The Department of Youth and Community Studies, Faculty for Social Wellbeing, in collaboration with Aġenzija Żgħażagħ and the Parliamentary Secretary for Research, Innovation, Youth and Sport, is organising a national conference entitled 'Rock, Paper, Scissors: ethical dilemmas in working with young people'.
Working with young people brings many challenges to any practitioner. Many times there are no straightforward answers to the issues in play. The weight of circumstances becomes a determining factor in the choices made and bring the practitioner face to face with a number of ethical dilemmas the implications of which, more often than not, transcend the individual case. What factors ought to guide the practitioner’s approach to such dilemmas: the word of the law, professional standards, the wellbeing of the young person? What happens in a case where these factors are in conflict? What is the wellbeing of the young person and who determines it? What happens when the practitioner’s understanding of wellbeing conflicts with that of the client? Who decides the best course of action and on what merits?
Rock, Paper, Scissors is a conference organised by the Department of Youth and Community Studies to discuss such ethical dilemmas that concern persons working with young people in various fields. The title of the conference is inspired by the game played by children and alludes to the various conflicting factors and approaches that characterise the dilemmas that shape the choices we make in our work with young people.
The conference will be chaired by Dr Andrew Azzopardi, Head of the Department of Youth and Community Studies and Dean of the Faculty for Social Wellbeing at the University of Malta and Professor Howard Sercombe will be the guest speaker and a panel of experts will discuss this issue.
The guest speaker, Professor Howard Sercombe, from University of Strathclyde, is a youth work academic and practitioner. He has been a pioneer internationally in thinking about professional ethics for youth workers, and was involved in drafting codes of ethics for youth work associations across Australia and in Scotland, England, South Africa, Zambia and New Zealand. His book, Youth Work Ethics was the first text on the subject by a major publisher (other than edited collections) and has been widely influential.
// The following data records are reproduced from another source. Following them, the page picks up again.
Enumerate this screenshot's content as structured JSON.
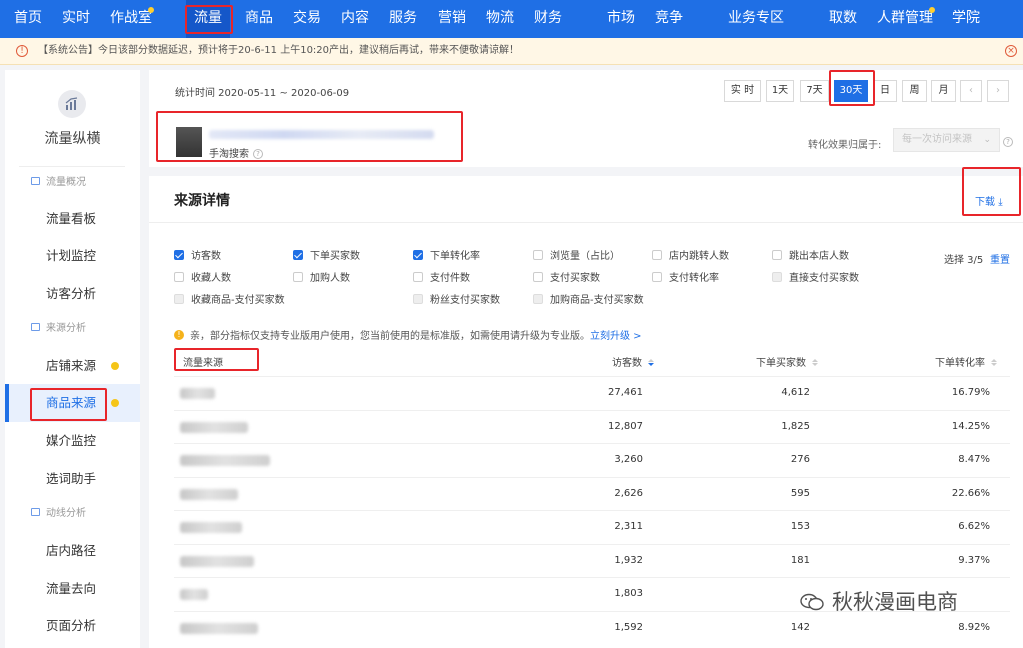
{
  "topnav": {
    "items": [
      "首页",
      "实时",
      "作战室",
      "流量",
      "商品",
      "交易",
      "内容",
      "服务",
      "营销",
      "物流",
      "财务",
      "市场",
      "竞争",
      "业务专区",
      "取数",
      "人群管理",
      "学院"
    ],
    "active": "流量"
  },
  "notice": {
    "text": "【系统公告】今日该部分数据延迟，预计将于20-6-11 上午10:20产出，建议稍后再试，带来不便敬请谅解！"
  },
  "sidebar": {
    "title": "流量纵横",
    "groups": [
      "流量概况",
      "来源分析",
      "动线分析"
    ],
    "items": [
      "流量看板",
      "计划监控",
      "访客分析",
      "店铺来源",
      "商品来源",
      "媒介监控",
      "选词助手",
      "店内路径",
      "流量去向",
      "页面分析"
    ],
    "active": "商品来源"
  },
  "header": {
    "stat_time": "统计时间 2020-05-11 ~ 2020-06-09",
    "time_buttons": [
      "实 时",
      "1天",
      "7天",
      "30天",
      "日",
      "周",
      "月",
      "‹",
      "›"
    ],
    "active_time": "30天",
    "item_subtitle": "手淘搜索",
    "attribution_label": "转化效果归属于:",
    "attribution_value": "每一次访问来源"
  },
  "detail": {
    "title": "来源详情",
    "download_label": "下载",
    "metrics": [
      {
        "label": "访客数",
        "checked": true,
        "disabled": false
      },
      {
        "label": "下单买家数",
        "checked": true,
        "disabled": false
      },
      {
        "label": "下单转化率",
        "checked": true,
        "disabled": false
      },
      {
        "label": "浏览量（占比）",
        "checked": false,
        "disabled": false
      },
      {
        "label": "店内跳转人数",
        "checked": false,
        "disabled": false
      },
      {
        "label": "跳出本店人数",
        "checked": false,
        "disabled": false
      },
      {
        "label": "收藏人数",
        "checked": false,
        "disabled": false
      },
      {
        "label": "加购人数",
        "checked": false,
        "disabled": false
      },
      {
        "label": "支付件数",
        "checked": false,
        "disabled": false
      },
      {
        "label": "支付买家数",
        "checked": false,
        "disabled": false
      },
      {
        "label": "支付转化率",
        "checked": false,
        "disabled": false
      },
      {
        "label": "直接支付买家数",
        "checked": false,
        "disabled": true
      },
      {
        "label": "收藏商品-支付买家数",
        "checked": false,
        "disabled": true
      },
      {
        "label": "粉丝支付买家数",
        "checked": false,
        "disabled": true
      },
      {
        "label": "加购商品-支付买家数",
        "checked": false,
        "disabled": true
      }
    ],
    "select_count": "选择 3/5",
    "reset_label": "重置",
    "tip_text": "亲，部分指标仅支持专业版用户使用，您当前使用的是标准版，如需使用请升级为专业版。",
    "tip_link": "立刻升级 >",
    "columns": [
      "流量来源",
      "访客数",
      "下单买家数",
      "下单转化率"
    ],
    "rows": [
      [
        "27,461",
        "4,612",
        "16.79%"
      ],
      [
        "12,807",
        "1,825",
        "14.25%"
      ],
      [
        "3,260",
        "276",
        "8.47%"
      ],
      [
        "2,626",
        "595",
        "22.66%"
      ],
      [
        "2,311",
        "153",
        "6.62%"
      ],
      [
        "1,932",
        "181",
        "9.37%"
      ],
      [
        "1,803",
        "",
        ""
      ],
      [
        "1,592",
        "142",
        "8.92%"
      ]
    ]
  },
  "watermark": "秋秋漫画电商"
}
He has also published widely on the sociology of youth, including the construction of youth in the media and the emerging influence of neuroscience. He is currently honorary Professor of Education at the University of Glasgow, and exploring the boundary between youth work and social work by being a full-time social work student. He is married to broadcaster Helen Wolfenden and has five sons.